With Love & Gratitude,
Finding this blog today is perfect timing (thank you Universe and thank you, Catherine!). The phrase I’m hearing now when I give a price for my services is “that seems reasonable” or “that seems very fair.” Those two phrases give me pause because I then think to myself “am I not charging enough?” or have I just done a great job of selling my value? Any thoughts on this?
Thank you Catherine for another immensely useful article. I feel I have all the problems around ‘setting the price for my service’ mentioned above plus the fact that I have been working in the last 7 years as a volunteer in the criminal justice system which again reinforces the stigma of value & affordability. Now that I am trying to build a business as a professional personal development coach , I am adamant that I’ll be charging for my time and skills I bring to the table, but struggle with that nagging voice inside my head that says ‘who will want to pay you?’’ Good to know I am not alone in this department!
Cristina, you are worth what you charge! x

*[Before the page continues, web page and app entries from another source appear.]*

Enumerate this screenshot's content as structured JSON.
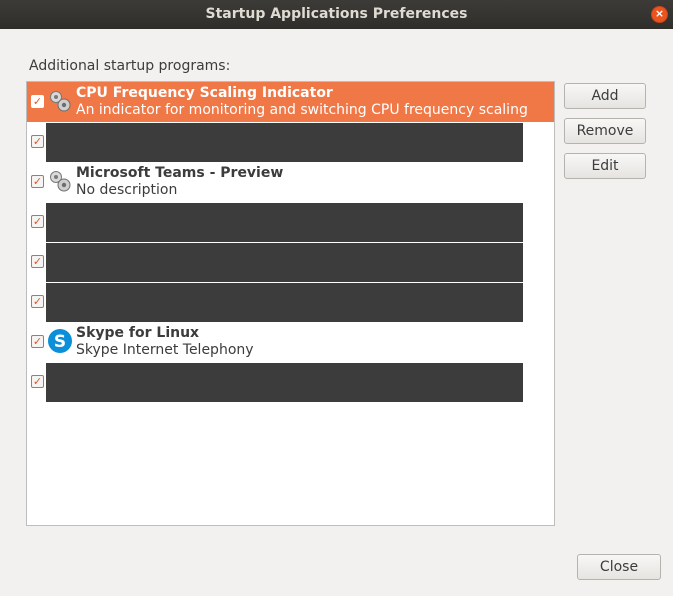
{
  "window": {
    "title": "Startup Applications Preferences",
    "close_glyph": "×"
  },
  "main": {
    "section_label": "Additional startup programs:"
  },
  "programs": [
    {
      "checked": true,
      "redacted": false,
      "selected": true,
      "icon": "gears-icon",
      "name": "CPU Frequency Scaling Indicator",
      "description": "An indicator for monitoring and switching CPU frequency scaling"
    },
    {
      "checked": true,
      "redacted": true
    },
    {
      "checked": true,
      "redacted": false,
      "selected": false,
      "icon": "gears-icon",
      "name": "Microsoft Teams - Preview",
      "description": "No description"
    },
    {
      "checked": true,
      "redacted": true
    },
    {
      "checked": true,
      "redacted": true
    },
    {
      "checked": true,
      "redacted": true
    },
    {
      "checked": true,
      "redacted": false,
      "selected": false,
      "icon": "skype-icon",
      "name": "Skype for Linux",
      "description": "Skype Internet Telephony"
    },
    {
      "checked": true,
      "redacted": true
    }
  ],
  "buttons": {
    "add": "Add",
    "remove": "Remove",
    "edit": "Edit",
    "close": "Close"
  },
  "checkbox_glyph": "✓",
  "colors": {
    "selection": "#f07746",
    "titlebar": "#3c3b37",
    "redaction": "#3c3c3c",
    "accent": "#e95420"
  }
}
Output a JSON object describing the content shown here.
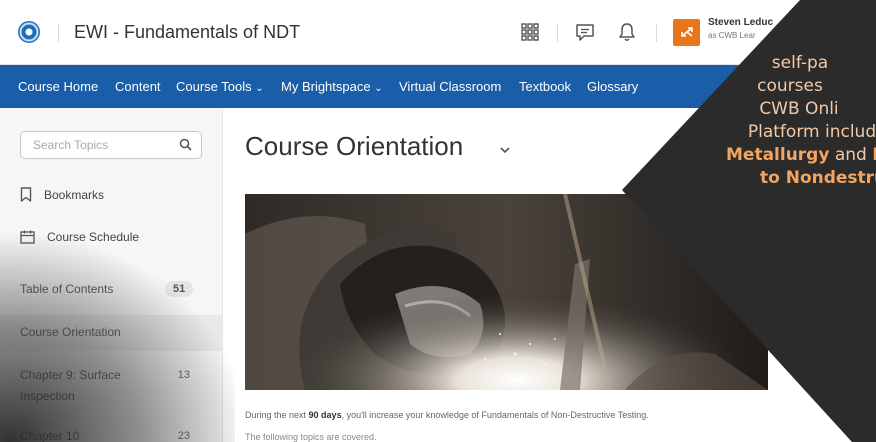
{
  "header": {
    "logo_icon": "globe-logo-icon",
    "app_title": "EWI - Fundamentals of NDT",
    "icons": [
      "app-launcher-grid-icon",
      "message-bubble-icon",
      "notification-bell-icon"
    ],
    "user": {
      "name": "Steven Leduc",
      "role": "as CWB Lear",
      "avatar_icon": "swap-arrows-icon",
      "avatar_color": "#e8751a"
    }
  },
  "nav": {
    "color": "#1a5da8",
    "items": [
      "Course Home",
      "Content",
      "Course Tools",
      "My Brightspace",
      "Virtual Classroom",
      "Textbook",
      "Glossary"
    ]
  },
  "sidebar": {
    "search_placeholder": "Search Topics",
    "bookmarks": "Bookmarks",
    "schedule": "Course Schedule",
    "toc_label": "Table of Contents",
    "toc_count": "51",
    "items": [
      {
        "label": "Course Orientation",
        "count": ""
      },
      {
        "label": "Chapter 9: Surface Inspection",
        "count": "13"
      },
      {
        "label": "Chapter 10",
        "count": "23"
      }
    ]
  },
  "main": {
    "title": "Course Orientation",
    "hero_alt_icon": "welder-image",
    "intro_prefix": "During the next ",
    "intro_bold": "90 days",
    "intro_suffix": ", you'll increase your knowledge of Fundamentals of Non-Destructive Testing.",
    "intro_line2": "The following topics are covered."
  },
  "overlay": {
    "line1": "self-pa",
    "line2": "courses",
    "line3": "CWB Onli",
    "line4": "Platform includ",
    "bold1": "Metallurgy",
    "and": " and ",
    "bold2": "In",
    "line6": "to Nondestruct",
    "bg": "#2b2b2b",
    "text_color": "#f2c9a8",
    "accent": "#f3a45f"
  }
}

You have really highlighted some of the issues that come up for me in pricing Catherine. The biggest challenge I have found is ‘getting in touch with your value’. Thankfully this is something that you have worked through in your programme and so I now have practice in connecting to my value.
It really is a tricky topic! For me, at the moment, it’s about what I feel comfortable with, and what my clients feel comfortable with. I know I can always change it in the future, but I want to be taking action and helping clients right now.
I really enjoyed this article, thank you x